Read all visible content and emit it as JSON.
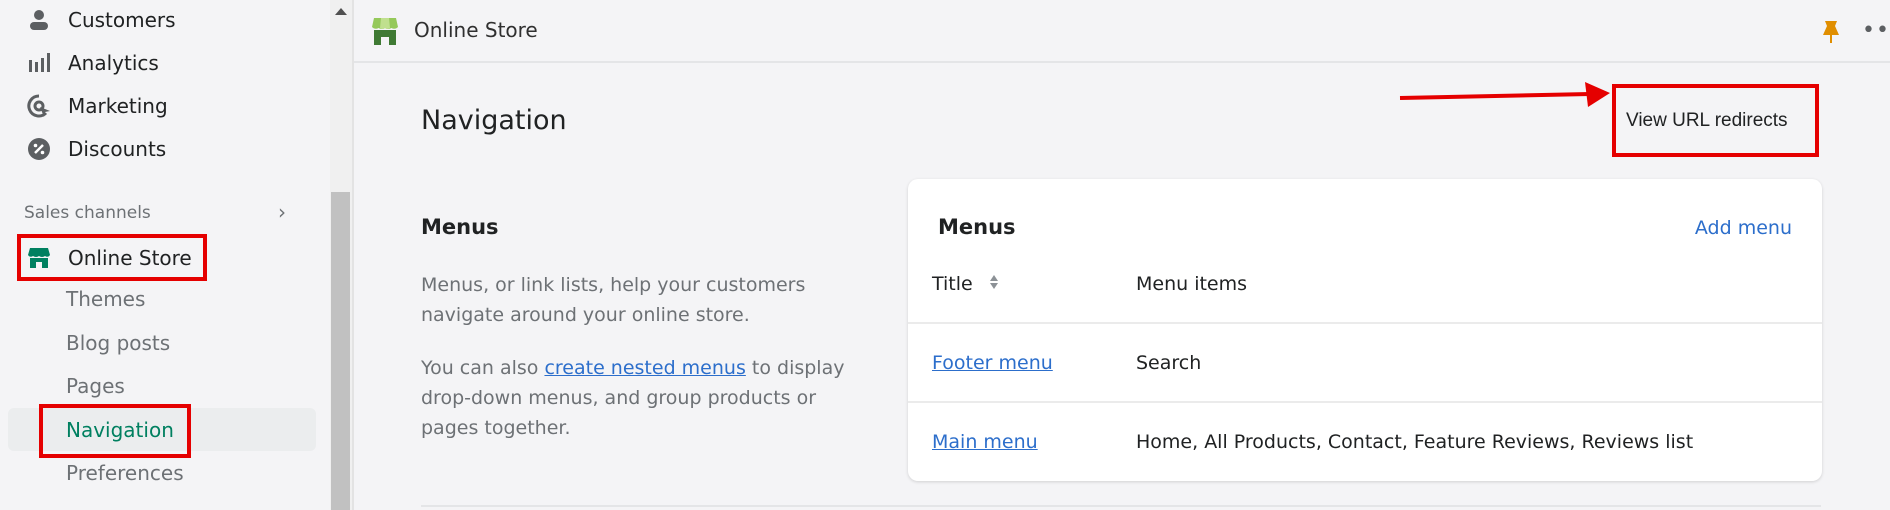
{
  "sidebar": {
    "items": [
      {
        "label": "Customers",
        "icon": "person-icon"
      },
      {
        "label": "Analytics",
        "icon": "bar-chart-icon"
      },
      {
        "label": "Marketing",
        "icon": "target-icon"
      },
      {
        "label": "Discounts",
        "icon": "discount-icon"
      }
    ],
    "section_label": "Sales channels",
    "channel": {
      "label": "Online Store",
      "icon": "store-icon"
    },
    "sub_items": [
      {
        "label": "Themes"
      },
      {
        "label": "Blog posts"
      },
      {
        "label": "Pages"
      },
      {
        "label": "Navigation",
        "active": true
      },
      {
        "label": "Preferences"
      }
    ]
  },
  "topbar": {
    "title": "Online Store"
  },
  "page": {
    "title": "Navigation",
    "secondary_action": "View URL redirects"
  },
  "menus_section": {
    "title": "Menus",
    "description": "Menus, or link lists, help your customers navigate around your online store.",
    "nested_prefix": "You can also ",
    "nested_link": "create nested menus",
    "nested_suffix": " to display drop-down menus, and group products or pages together."
  },
  "menus_card": {
    "title": "Menus",
    "add_label": "Add menu",
    "columns": [
      "Title",
      "Menu items"
    ],
    "rows": [
      {
        "title": "Footer menu",
        "items": "Search"
      },
      {
        "title": "Main menu",
        "items": "Home, All Products, Contact, Feature Reviews, Reviews list"
      }
    ]
  },
  "colors": {
    "accent_green": "#008060",
    "link_blue": "#2c6ecb",
    "annotation_red": "#e50000",
    "pin_orange": "#e08e00"
  }
}
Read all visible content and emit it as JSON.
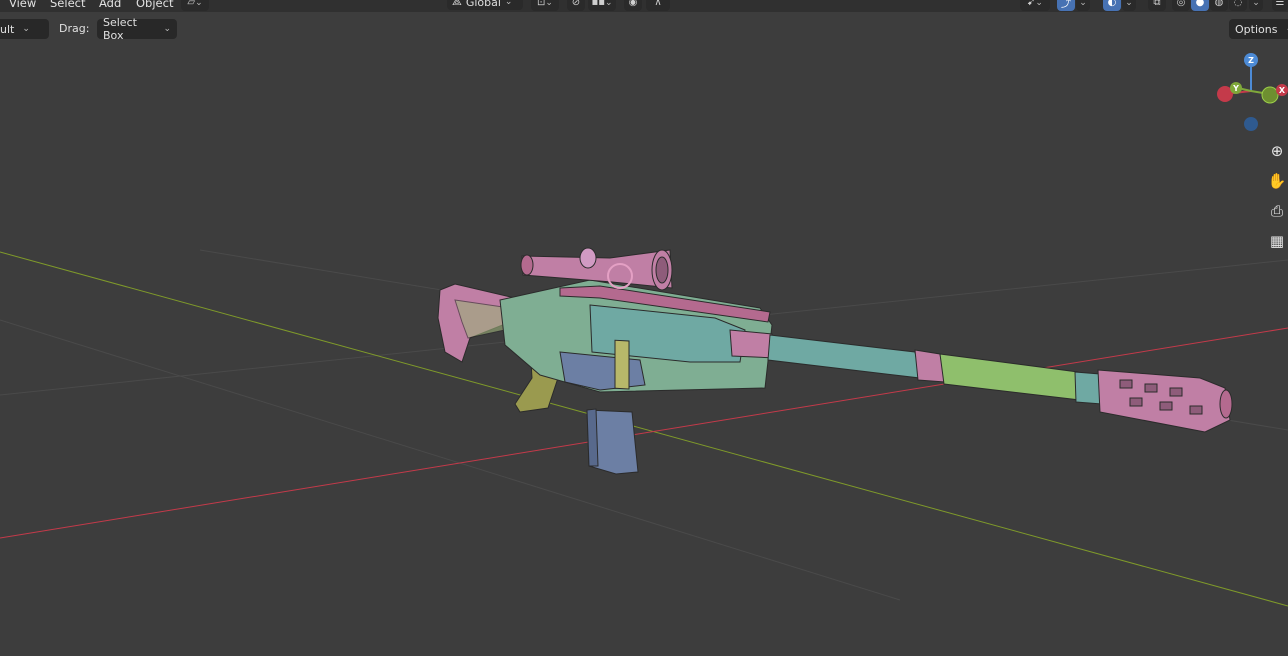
{
  "menu": [
    "View",
    "Select",
    "Add",
    "Object"
  ],
  "top_toolbar": {
    "transform_orientation": "Global",
    "options_label": "Options"
  },
  "tool_header": {
    "mode_value": "ult",
    "drag_label": "Drag:",
    "drag_value": "Select Box"
  },
  "gizmo": {
    "z_label": "Z",
    "y_label": "Y",
    "x_label": "X"
  },
  "nav_icons": [
    "zoom-icon",
    "hand-pan-icon",
    "camera-icon",
    "grid-ortho-icon"
  ],
  "colors": {
    "background": "#3d3d3d",
    "x_axis": "#c43a4a",
    "y_axis": "#7f9a2a",
    "mesh_pink": "#c77fb4",
    "mesh_green": "#8fbf6c",
    "mesh_teal": "#6fa9a3",
    "mesh_blue": "#6c7fa4",
    "active_button": "#4772b3"
  }
}
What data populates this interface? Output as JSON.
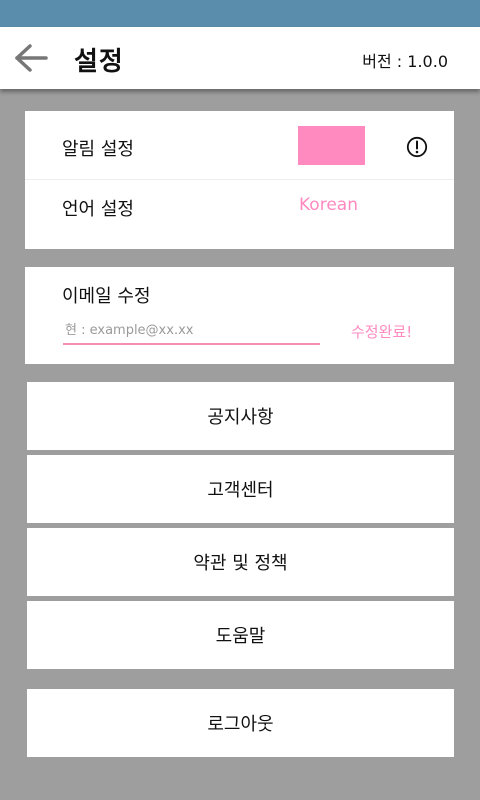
{
  "header": {
    "title": "설정",
    "version": "버전 : 1.0.0"
  },
  "settings": {
    "notification_label": "알림 설정",
    "notification_color": "#ff8ac0",
    "language_label": "언어 설정",
    "language_value": "Korean"
  },
  "email": {
    "label": "이메일 수정",
    "placeholder": "현 : example@xx.xx",
    "done_label": "수정완료!"
  },
  "menu": {
    "notice": "공지사항",
    "support": "고객센터",
    "terms": "약관 및 정책",
    "help": "도움말",
    "logout": "로그아웃"
  },
  "colors": {
    "status_bar": "#5a8cac",
    "accent": "#ff8ac0",
    "background": "#9e9e9e"
  }
}
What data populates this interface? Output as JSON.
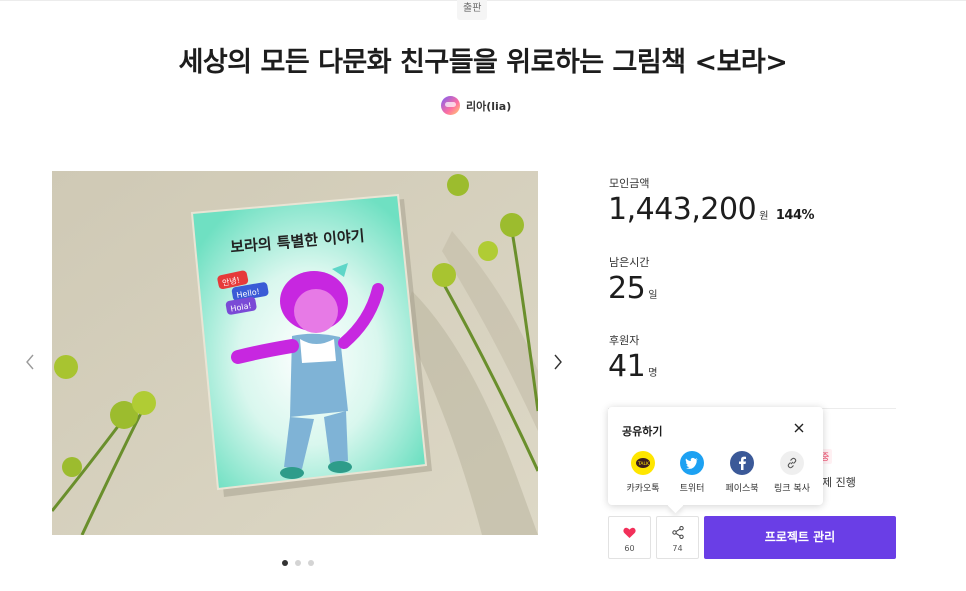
{
  "category": "출판",
  "title": "세상의 모든 다문화 친구들을 위로하는 그림책 <보라>",
  "creator": {
    "name": "리아(lia)"
  },
  "image": {
    "book_title": "보라의 특별한 이야기",
    "bubble_1": "안녕!",
    "bubble_2": "Hello!",
    "bubble_3": "Hola!",
    "slide_count": 3,
    "active_slide": 1
  },
  "stats": {
    "raised_label": "모인금액",
    "raised_value": "1,443,200",
    "raised_unit": "원",
    "raised_percent": "144%",
    "remaining_label": "남은시간",
    "remaining_value": "25",
    "remaining_unit": "일",
    "backers_label": "후원자",
    "backers_value": "41",
    "backers_unit": "명"
  },
  "behind": {
    "badge": "중",
    "text": "제 진행"
  },
  "share_popup": {
    "title": "공유하기",
    "items": [
      {
        "label": "카카오톡",
        "icon": "kakaotalk-icon",
        "color": "#ffe600"
      },
      {
        "label": "트위터",
        "icon": "twitter-icon",
        "color": "#1da1f2"
      },
      {
        "label": "페이스북",
        "icon": "facebook-icon",
        "color": "#3b5998"
      },
      {
        "label": "링크 복사",
        "icon": "link-icon",
        "color": "#efefef"
      }
    ]
  },
  "actions": {
    "like_count": "60",
    "share_count": "74",
    "manage_label": "프로젝트 관리"
  },
  "colors": {
    "accent": "#6a3ee6",
    "heart": "#f2305a"
  }
}
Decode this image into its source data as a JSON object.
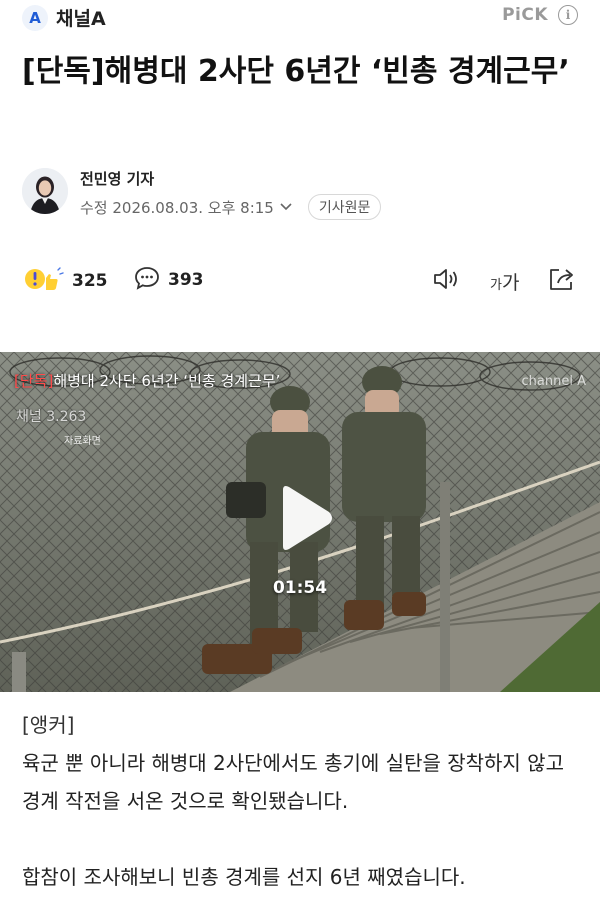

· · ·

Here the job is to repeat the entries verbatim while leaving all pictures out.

Read all visible content and emit it as JSON.
{
  "sidebar": {
    "items": [
      {
        "label": "Customers",
        "icon": "person-icon"
      },
      {
        "label": "Analytics",
        "icon": "bar-chart-icon"
      },
      {
        "label": "Marketing",
        "icon": "target-icon"
      },
      {
        "label": "Discounts",
        "icon": "discount-icon"
      }
    ],
    "section_label": "Sales channels",
    "channel": {
      "label": "Online Store",
      "icon": "store-icon"
    },
    "sub_items": [
      {
        "label": "Themes"
      },
      {
        "label": "Blog posts"
      },
      {
        "label": "Pages"
      },
      {
        "label": "Navigation",
        "active": true
      },
      {
        "label": "Preferences"
      }
    ]
  },
  "topbar": {
    "title": "Online Store"
  },
  "page": {
    "title": "Navigation",
    "secondary_action": "View URL redirects"
  },
  "menus_section": {
    "title": "Menus",
    "description": "Menus, or link lists, help your customers navigate around your online store.",
    "nested_prefix": "You can also ",
    "nested_link": "create nested menus",
    "nested_suffix": " to display drop-down menus, and group products or pages together."
  },
  "menus_card": {
    "title": "Menus",
    "add_label": "Add menu",
    "columns": [
      "Title",
      "Menu items"
    ],
    "rows": [
      {
        "title": "Footer menu",
        "items": "Search"
      },
      {
        "title": "Main menu",
        "items": "Home, All Products, Contact, Feature Reviews, Reviews list"
      }
    ]
  },
  "colors": {
    "accent_green": "#008060",
    "link_blue": "#2c6ecb",
    "annotation_red": "#e50000",
    "pin_orange": "#e08e00"
  }
}
Read all visible content and emit it as JSON.
{
  "menu": [
    "View",
    "Select",
    "Add",
    "Object"
  ],
  "top_toolbar": {
    "transform_orientation": "Global",
    "options_label": "Options"
  },
  "tool_header": {
    "mode_value": "ult",
    "drag_label": "Drag:",
    "drag_value": "Select Box"
  },
  "gizmo": {
    "z_label": "Z",
    "y_label": "Y",
    "x_label": "X"
  },
  "nav_icons": [
    "zoom-icon",
    "hand-pan-icon",
    "camera-icon",
    "grid-ortho-icon"
  ],
  "colors": {
    "background": "#3d3d3d",
    "x_axis": "#c43a4a",
    "y_axis": "#7f9a2a",
    "mesh_pink": "#c77fb4",
    "mesh_green": "#8fbf6c",
    "mesh_teal": "#6fa9a3",
    "mesh_blue": "#6c7fa4",
    "active_button": "#4772b3"
  }
}
What data populates this interface? Output as JSON.
{
  "header": {
    "title": "설정",
    "version": "버전 : 1.0.0"
  },
  "settings": {
    "notification_label": "알림 설정",
    "notification_color": "#ff8ac0",
    "language_label": "언어 설정",
    "language_value": "Korean"
  },
  "email": {
    "label": "이메일 수정",
    "placeholder": "현 : example@xx.xx",
    "done_label": "수정완료!"
  },
  "menu": {
    "notice": "공지사항",
    "support": "고객센터",
    "terms": "약관 및 정책",
    "help": "도움말",
    "logout": "로그아웃"
  },
  "colors": {
    "status_bar": "#5a8cac",
    "accent": "#ff8ac0",
    "background": "#9e9e9e"
  }
}
What data populates this interface? Output as JSON.
{
  "category": "출판",
  "title": "세상의 모든 다문화 친구들을 위로하는 그림책 <보라>",
  "creator": {
    "name": "리아(lia)"
  },
  "image": {
    "book_title": "보라의 특별한 이야기",
    "bubble_1": "안녕!",
    "bubble_2": "Hello!",
    "bubble_3": "Hola!",
    "slide_count": 3,
    "active_slide": 1
  },
  "stats": {
    "raised_label": "모인금액",
    "raised_value": "1,443,200",
    "raised_unit": "원",
    "raised_percent": "144%",
    "remaining_label": "남은시간",
    "remaining_value": "25",
    "remaining_unit": "일",
    "backers_label": "후원자",
    "backers_value": "41",
    "backers_unit": "명"
  },
  "behind": {
    "badge": "중",
    "text": "제 진행"
  },
  "share_popup": {
    "title": "공유하기",
    "items": [
      {
        "label": "카카오톡",
        "icon": "kakaotalk-icon",
        "color": "#ffe600"
      },
      {
        "label": "트위터",
        "icon": "twitter-icon",
        "color": "#1da1f2"
      },
      {
        "label": "페이스북",
        "icon": "facebook-icon",
        "color": "#3b5998"
      },
      {
        "label": "링크 복사",
        "icon": "link-icon",
        "color": "#efefef"
      }
    ]
  },
  "actions": {
    "like_count": "60",
    "share_count": "74",
    "manage_label": "프로젝트 관리"
  },
  "colors": {
    "accent": "#6a3ee6",
    "heart": "#f2305a"
  }
}
Decode this image into its source data as a JSON object.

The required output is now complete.